While attending law school, Mr. Patrick served as on the Editorial Board for The Journal for the National Association of...

303-876-2202
Scott M. Pechaitis, Jackson Lewis, class actions Attorney, Discrimination Lawyer
Principal

Scott M. Pechaitis is a Principal in the Denver, Colorado, office of Jackson Lewis P.C. He represents management exclusively in all areas of employment law.

His practice is focused on litigation statistics and EEO systemic discrimination cases. He assists in the defense of class-based discrimination and wage and hour class/collective actions. He also counsels employers on workplace law matters, including hiring and pre-employment testing, layoffs, and reductions-in-force. In addition, Mr. Pechaitis prepares affirmative action plans and represents government...
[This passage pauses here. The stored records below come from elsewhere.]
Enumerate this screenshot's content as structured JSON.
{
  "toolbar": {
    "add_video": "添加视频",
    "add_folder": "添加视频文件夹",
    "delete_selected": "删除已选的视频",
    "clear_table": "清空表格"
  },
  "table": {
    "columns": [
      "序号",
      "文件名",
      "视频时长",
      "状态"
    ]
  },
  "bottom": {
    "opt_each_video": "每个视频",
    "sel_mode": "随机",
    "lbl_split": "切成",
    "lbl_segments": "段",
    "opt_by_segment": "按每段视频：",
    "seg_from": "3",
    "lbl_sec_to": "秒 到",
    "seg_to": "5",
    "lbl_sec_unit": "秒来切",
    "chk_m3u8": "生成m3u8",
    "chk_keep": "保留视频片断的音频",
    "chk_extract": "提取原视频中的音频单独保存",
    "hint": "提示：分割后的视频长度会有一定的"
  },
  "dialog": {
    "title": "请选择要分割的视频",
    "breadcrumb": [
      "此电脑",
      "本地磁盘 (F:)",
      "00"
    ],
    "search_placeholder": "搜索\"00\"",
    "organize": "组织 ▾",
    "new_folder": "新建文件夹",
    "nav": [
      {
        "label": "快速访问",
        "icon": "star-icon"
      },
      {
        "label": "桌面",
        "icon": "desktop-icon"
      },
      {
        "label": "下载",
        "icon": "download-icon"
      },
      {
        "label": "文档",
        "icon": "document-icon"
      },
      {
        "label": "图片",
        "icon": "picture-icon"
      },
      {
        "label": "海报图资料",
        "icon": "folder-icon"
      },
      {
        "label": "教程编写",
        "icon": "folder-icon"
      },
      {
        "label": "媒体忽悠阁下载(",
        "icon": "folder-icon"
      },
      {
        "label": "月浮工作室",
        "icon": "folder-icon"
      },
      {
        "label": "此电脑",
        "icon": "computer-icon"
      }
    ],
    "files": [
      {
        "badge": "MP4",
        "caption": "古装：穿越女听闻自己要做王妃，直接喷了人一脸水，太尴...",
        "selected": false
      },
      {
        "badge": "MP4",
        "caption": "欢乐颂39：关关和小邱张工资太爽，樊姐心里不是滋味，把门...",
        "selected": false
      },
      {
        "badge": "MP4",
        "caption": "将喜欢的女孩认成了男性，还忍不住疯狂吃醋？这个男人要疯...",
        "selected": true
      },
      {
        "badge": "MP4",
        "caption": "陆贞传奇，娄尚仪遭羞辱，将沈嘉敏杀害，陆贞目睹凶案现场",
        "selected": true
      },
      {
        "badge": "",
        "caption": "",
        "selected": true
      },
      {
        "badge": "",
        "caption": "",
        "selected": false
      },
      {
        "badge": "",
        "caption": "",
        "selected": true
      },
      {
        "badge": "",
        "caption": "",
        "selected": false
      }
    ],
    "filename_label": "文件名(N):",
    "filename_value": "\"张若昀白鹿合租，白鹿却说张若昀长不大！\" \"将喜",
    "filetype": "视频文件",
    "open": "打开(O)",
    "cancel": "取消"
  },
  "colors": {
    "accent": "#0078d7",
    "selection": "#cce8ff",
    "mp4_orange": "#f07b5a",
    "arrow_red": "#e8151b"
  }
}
303-876-2201
F. Christopher Chrisbens, Jackson Lewis, litigation attorney, employment law, intellectual property legal counsel, OFCCP compliance lawyer
Of Counsel

F. Christopher Chrisbens is Of Counsel in the Denver, Colorado, office of Jackson Lewis P.C. Over his years as a litigation attorney, manager, trainer and workplace investigator, Mr. Chrisbens has developed a diverse array of employment law skills serving employers in a variety of legal and corporate settings.

Mr. Chrisbens began his career as a litigator and appellate practitioner in Los Angeles, California, and later returned to Boulder, Colorado where he was partner in a Boulder firm practicing in the areas of commercial...

303-225-2381
Advertisement
Advertisement